"We've gotten some feedback that some corporate customers need additional time to complete that additional testing," Murchinson said.
Large companies that use Microsoft's patch management service, in which a company's computer staff distributes such updates for its employees, got the update on Monday as scheduled. The delay affects distribution through an automatic update service, in which individual computers are set to obtain such updates directly from Microsoft.
People running Windows XP Home Edition will start getting the update on Wednesday if their computers are set to receive automatic updates, Murchinson said.
Microsoft released SP2 to manufacturers on Aug. 6 after several delays.

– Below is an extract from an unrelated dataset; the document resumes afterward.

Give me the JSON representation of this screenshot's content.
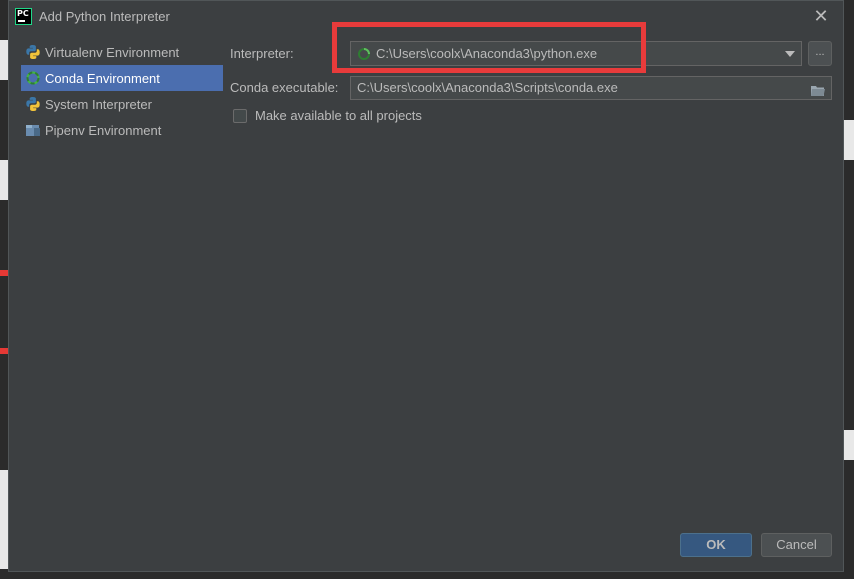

Perhaps the biggest change with SP2 will be a host of new alerts the user will suddenly get, offering more detailed information about what programs are trying to contact the computer and giving the user more chances to accept or decline.